I’ve been hearing and reading from several people about The War of Art so I thought I might pick it up and have been enjoying it so far. In a nutshell, the book, written by Steven Pressfield, talks about the struggle to be an artist/writer etc. He defines the blocks and enemies in the battle against one’s inner struggle as “Resistance,” and uses that term as a metaphor for everything that prevents us from following our life’s calling. I’m listing some of the quotes that stuck out and will write my full thoughts once I finish.
“I once worked as a writer for a big New York ad agency. Our boss used to tell us: Invent a disease. Come up with the disease, he said, and we can sell the cure. Attention Deficit Disorder, Seasonal Affect Disorder, Social Anxiety Disorder. These aren’t diseases, they’re marketing ploys. Doctors didn’t discover them, copywriters did. Marketing departments did. Drug companies did. Depression and anxiety may be real. But they can also be Resistance. When we drug ourselves to blot out our soul’s call, we are being good Americans and exemplary consumers.”
The more scared we are of a work or calling, the more sure we can be that we have to do it.
The opposite of love isn’t hate; it’s indifference.
If Resistance couldn’t be beaten, there would be no Fifth Symphony, no Romeo and Juliet, no Golden Gate Bridge. Defeating Resistance is liking giving birth. It seems absolutely impossible until you remember that women have been pulling it off successfully, with support and without, for fifty million years.
The amateur plays for fun. The professional plays for keeps.
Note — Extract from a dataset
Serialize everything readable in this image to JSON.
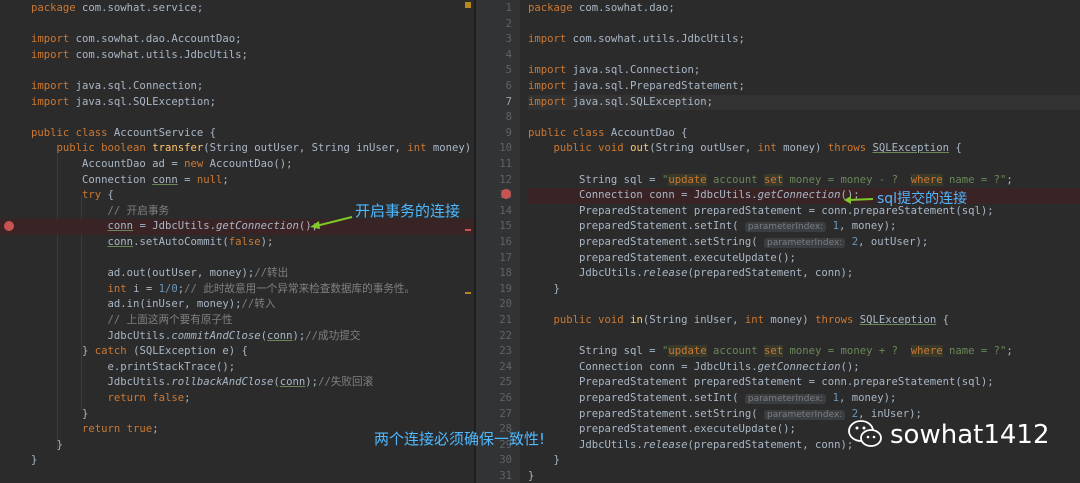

An amateur lets the negative opinion of others unman him. He takes external criticims to heart, allowing it to trump his own belief in himself and his work. Resistance loves this.